The Friday Five: Conservation and nature stories from around the world that caught our eye this week

Western bumble bee (Photo by sydcannings, CC BY-NC 4.0)

Western bumble bee (Photo by sydcannings, CC BY-NC 4.0)

July 3, 2020 | by Wendy Ho

Each week, countless inspiring and informative stories are published about conservation successes or new discoveries in nature and wildlife around the world. The Friday Five is a weekly roundup of some of the conservation and nature stories that caught our attention the week of June 29, 2020:

Bumbling about bumble bees

Researchers are studying and filling in the missing information on studies on the decline of western bumble bees, a species once abundant on the west coast of the United States.

Fly to the story here >

Bear bandit

A doorcam video shows a mother bear with two cubs in tow seizing the opportunity to break into a parked minivan in BC.

Break into the story here >

Getting with the times

The migration of two species has been affected by climate change, which has implications for the protection of nature.

Track to the story here >

Microcosm in a teaspoon

A teaspoon of soil from the Amazonian rainforest contains hundreds of fungal species, many of which are poorly understood.

Learn about the next frontier in biodiversity science here >

The ultimate diet food

Scientists have an explanation as to why jellyfish, calorie-less and with zero carbs and fats, still attract predators.

Float to the story here >

Wendy Ho (Photo by NCC)

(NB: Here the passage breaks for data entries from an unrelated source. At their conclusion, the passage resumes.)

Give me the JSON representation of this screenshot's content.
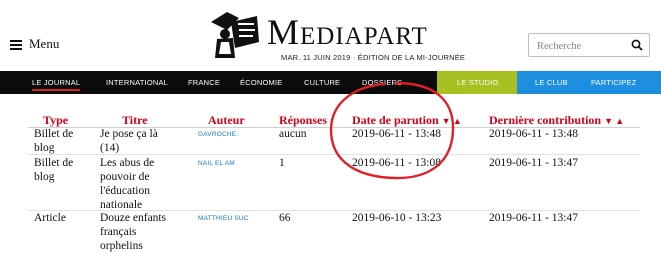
{
  "header": {
    "menu_label": "Menu",
    "logo_text": "Mediapart",
    "edition_line": "MAR. 11 JUIN 2019 · ÉDITION DE LA MI-JOURNÉE",
    "search_placeholder": "Recherche"
  },
  "nav": {
    "items": [
      "LE JOURNAL",
      "INTERNATIONAL",
      "FRANCE",
      "ÉCONOMIE",
      "CULTURE",
      "DOSSIERS"
    ],
    "studio": "LE STUDIO",
    "club": "LE CLUB",
    "participez": "PARTICIPEZ"
  },
  "table": {
    "headers": {
      "type": "Type",
      "title": "Titre",
      "author": "Auteur",
      "replies": "Réponses",
      "date": "Date de parution",
      "last": "Dernière contribution",
      "sort_arrows": "▼ ▲"
    },
    "rows": [
      {
        "type": [
          "Billet de",
          "blog"
        ],
        "title": [
          "Je pose ça là",
          "(14)"
        ],
        "author": "GAVROCHE.",
        "replies": "aucun",
        "date": "2019-06-11 - 13:48",
        "last": "2019-06-11 - 13:48"
      },
      {
        "type": [
          "Billet de",
          "blog"
        ],
        "title": [
          "Les abus de",
          "pouvoir de",
          "l'éducation",
          "nationale"
        ],
        "author": "NAIL EL AM",
        "replies": "1",
        "date": "2019-06-11 - 13:08",
        "last": "2019-06-11 - 13:47"
      },
      {
        "type": [
          "Article"
        ],
        "title": [
          "Douze enfants",
          "français",
          "orphelins"
        ],
        "author": "MATTHIEU SUC",
        "replies": "66",
        "date": "2019-06-10 - 13:23",
        "last": "2019-06-11 - 13:47"
      }
    ]
  },
  "colors": {
    "accent_red": "#d0021b",
    "studio_green": "#a8c021",
    "club_blue": "#1e8fe0",
    "nav_black": "#0b0b0b",
    "author_blue": "#1877c9"
  }
}
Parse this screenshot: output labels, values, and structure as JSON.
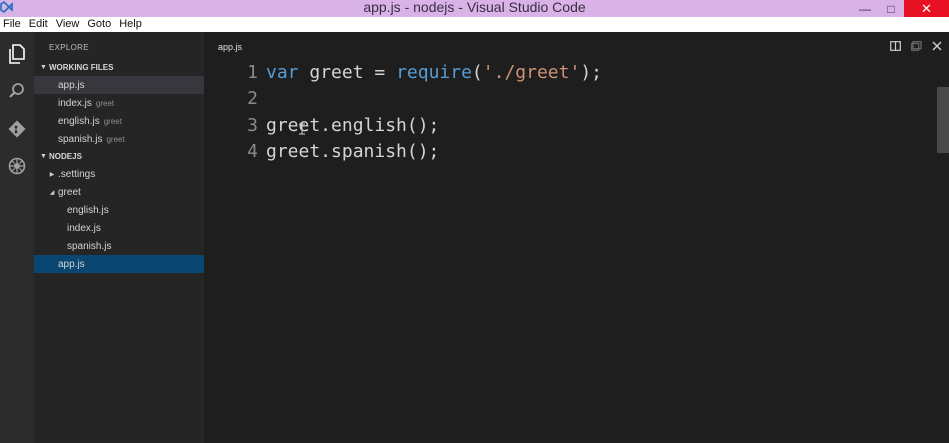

About the Author

Wendy Ho is Nature Conservancy of Canada's editorial coordinator.

Read more about Wendy Ho.

More by this author »